§ What is being asked
Please filter the entries and return only the lines that include "Compact".

§ Extracted data
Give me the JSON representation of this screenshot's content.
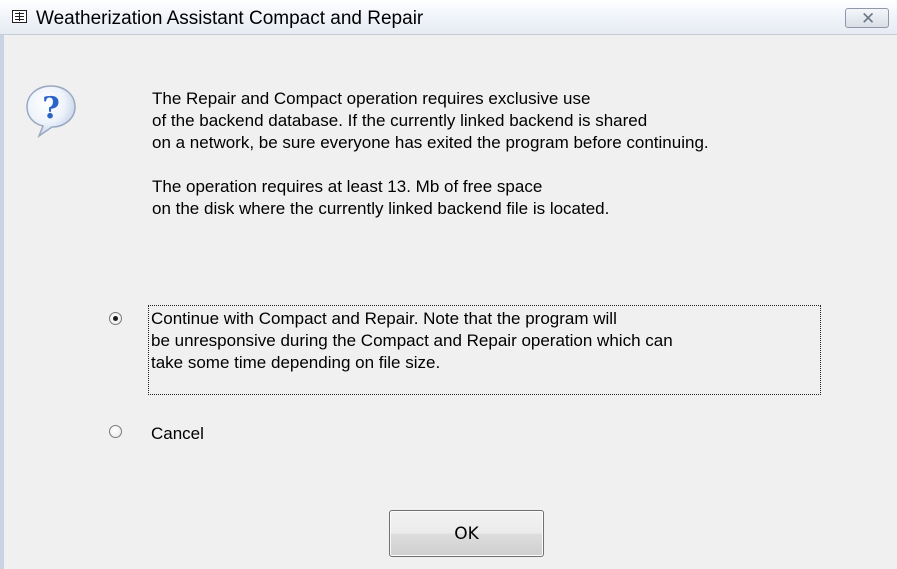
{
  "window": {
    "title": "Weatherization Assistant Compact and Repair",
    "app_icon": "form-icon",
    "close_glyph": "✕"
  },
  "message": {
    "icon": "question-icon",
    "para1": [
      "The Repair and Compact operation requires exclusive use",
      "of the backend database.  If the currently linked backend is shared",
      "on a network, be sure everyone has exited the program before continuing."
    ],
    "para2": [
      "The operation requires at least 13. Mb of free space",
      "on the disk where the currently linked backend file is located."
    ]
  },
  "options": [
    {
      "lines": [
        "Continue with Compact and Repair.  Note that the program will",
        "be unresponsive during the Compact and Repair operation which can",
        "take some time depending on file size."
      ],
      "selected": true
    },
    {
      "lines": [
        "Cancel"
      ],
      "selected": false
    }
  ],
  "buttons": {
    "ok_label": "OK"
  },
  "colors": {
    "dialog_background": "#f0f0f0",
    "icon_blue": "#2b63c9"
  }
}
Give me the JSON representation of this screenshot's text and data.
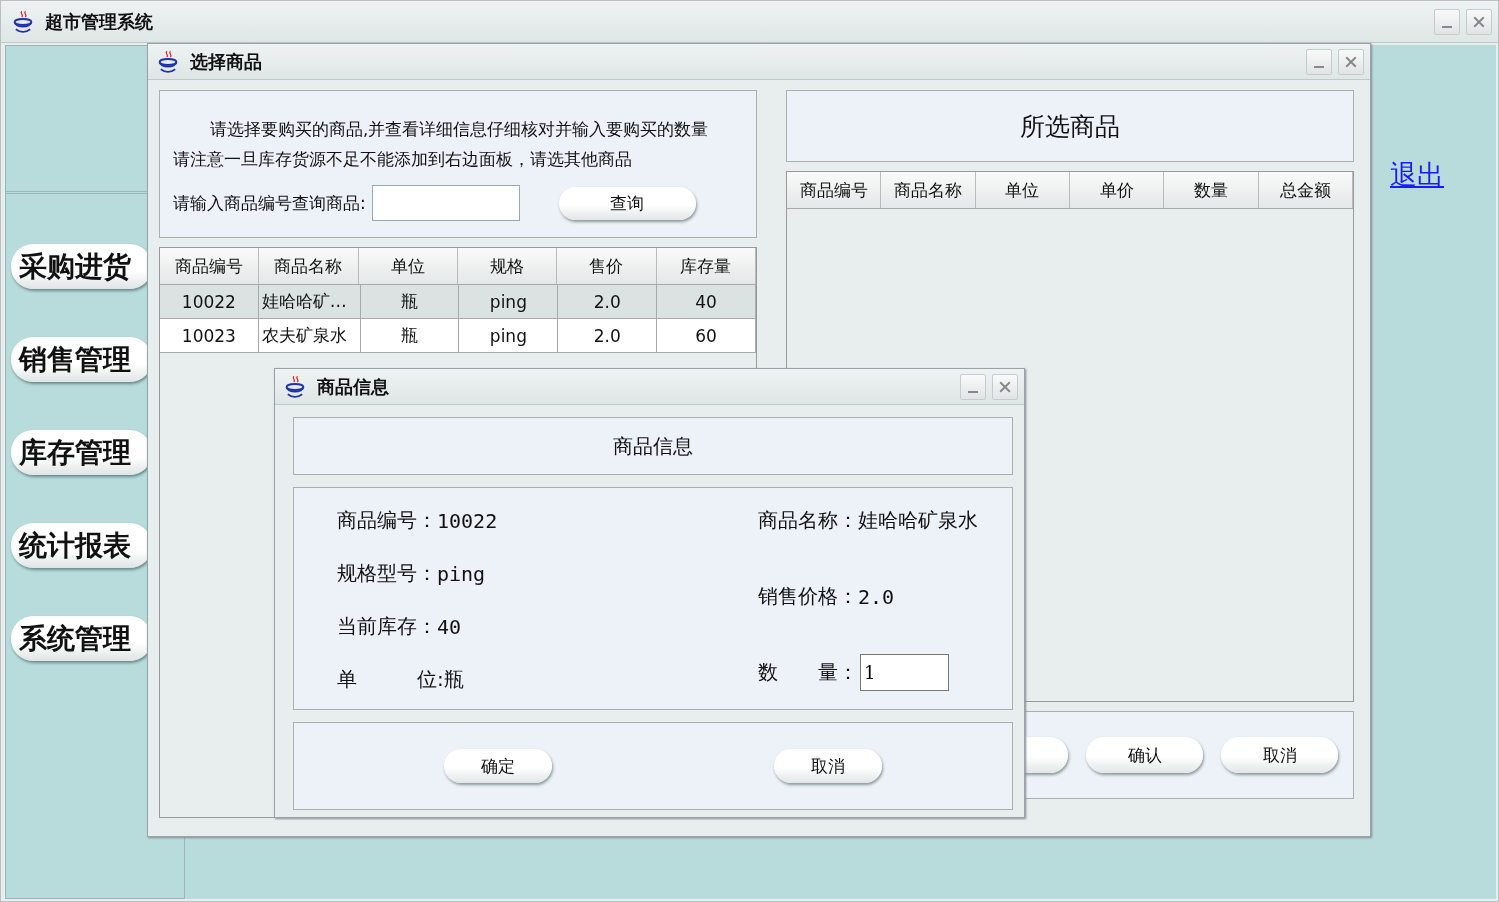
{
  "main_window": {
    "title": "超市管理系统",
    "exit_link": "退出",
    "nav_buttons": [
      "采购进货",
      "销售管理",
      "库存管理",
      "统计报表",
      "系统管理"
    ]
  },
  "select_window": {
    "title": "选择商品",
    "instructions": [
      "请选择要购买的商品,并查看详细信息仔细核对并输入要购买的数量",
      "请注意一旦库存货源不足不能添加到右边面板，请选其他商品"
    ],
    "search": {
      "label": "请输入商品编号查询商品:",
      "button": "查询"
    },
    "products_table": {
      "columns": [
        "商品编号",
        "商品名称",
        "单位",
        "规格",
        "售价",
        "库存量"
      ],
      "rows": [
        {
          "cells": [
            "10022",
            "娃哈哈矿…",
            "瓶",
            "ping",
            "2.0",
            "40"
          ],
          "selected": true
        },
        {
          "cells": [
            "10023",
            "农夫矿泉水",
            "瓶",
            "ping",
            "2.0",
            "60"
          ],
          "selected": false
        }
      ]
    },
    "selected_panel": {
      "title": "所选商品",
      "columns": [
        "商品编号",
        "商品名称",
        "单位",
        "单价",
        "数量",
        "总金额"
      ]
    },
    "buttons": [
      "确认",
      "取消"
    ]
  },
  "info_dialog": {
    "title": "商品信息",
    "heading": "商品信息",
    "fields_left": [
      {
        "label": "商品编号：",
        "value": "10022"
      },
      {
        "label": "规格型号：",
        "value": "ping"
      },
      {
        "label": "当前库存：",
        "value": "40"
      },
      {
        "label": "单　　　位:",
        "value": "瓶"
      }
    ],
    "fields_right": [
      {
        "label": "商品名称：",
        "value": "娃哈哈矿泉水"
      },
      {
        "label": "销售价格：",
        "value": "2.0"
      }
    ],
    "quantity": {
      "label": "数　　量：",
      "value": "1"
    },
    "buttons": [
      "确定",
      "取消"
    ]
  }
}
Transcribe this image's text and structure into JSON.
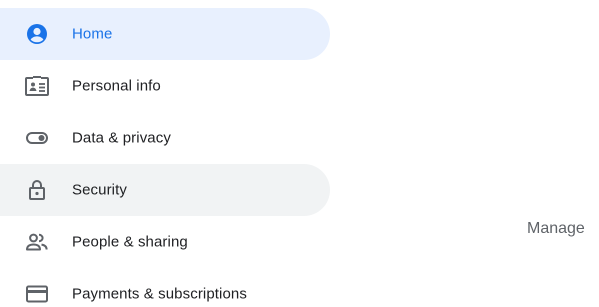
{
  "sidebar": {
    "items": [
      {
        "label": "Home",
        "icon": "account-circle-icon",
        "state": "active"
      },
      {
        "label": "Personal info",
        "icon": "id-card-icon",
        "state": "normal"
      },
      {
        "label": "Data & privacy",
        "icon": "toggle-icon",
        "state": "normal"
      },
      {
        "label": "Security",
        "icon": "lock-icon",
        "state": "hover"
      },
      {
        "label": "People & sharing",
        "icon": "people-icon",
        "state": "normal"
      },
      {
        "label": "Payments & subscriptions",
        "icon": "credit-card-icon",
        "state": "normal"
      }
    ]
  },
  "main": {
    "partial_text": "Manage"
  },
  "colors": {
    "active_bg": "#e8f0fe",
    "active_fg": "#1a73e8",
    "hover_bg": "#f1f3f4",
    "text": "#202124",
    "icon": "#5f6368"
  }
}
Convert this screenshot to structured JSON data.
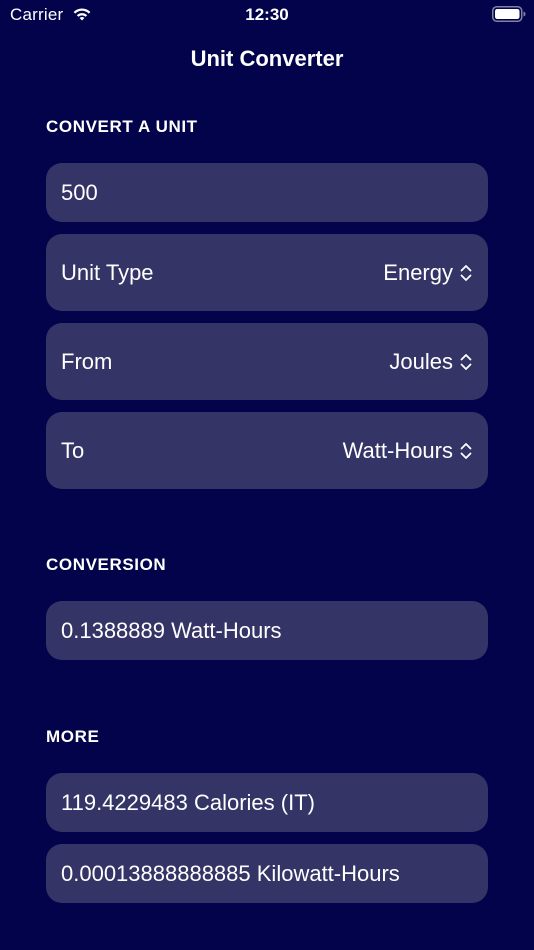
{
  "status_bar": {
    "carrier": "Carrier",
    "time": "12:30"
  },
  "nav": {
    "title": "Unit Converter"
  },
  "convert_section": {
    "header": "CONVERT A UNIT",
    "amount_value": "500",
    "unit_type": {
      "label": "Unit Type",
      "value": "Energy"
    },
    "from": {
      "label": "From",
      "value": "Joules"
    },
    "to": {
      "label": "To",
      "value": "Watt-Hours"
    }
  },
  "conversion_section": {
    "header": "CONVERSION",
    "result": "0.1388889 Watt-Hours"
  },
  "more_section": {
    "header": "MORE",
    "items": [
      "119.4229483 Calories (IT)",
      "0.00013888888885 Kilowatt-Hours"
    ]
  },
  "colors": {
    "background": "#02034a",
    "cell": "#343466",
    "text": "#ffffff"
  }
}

§ Exercise answer
    "title": "Weatherization Assistant Compact and Repair",
      "The Repair and Compact operation requires exclusive use",
        "Continue with Compact and Repair.  Note that the program will",
        "be unresponsive during the Compact and Repair operation which can",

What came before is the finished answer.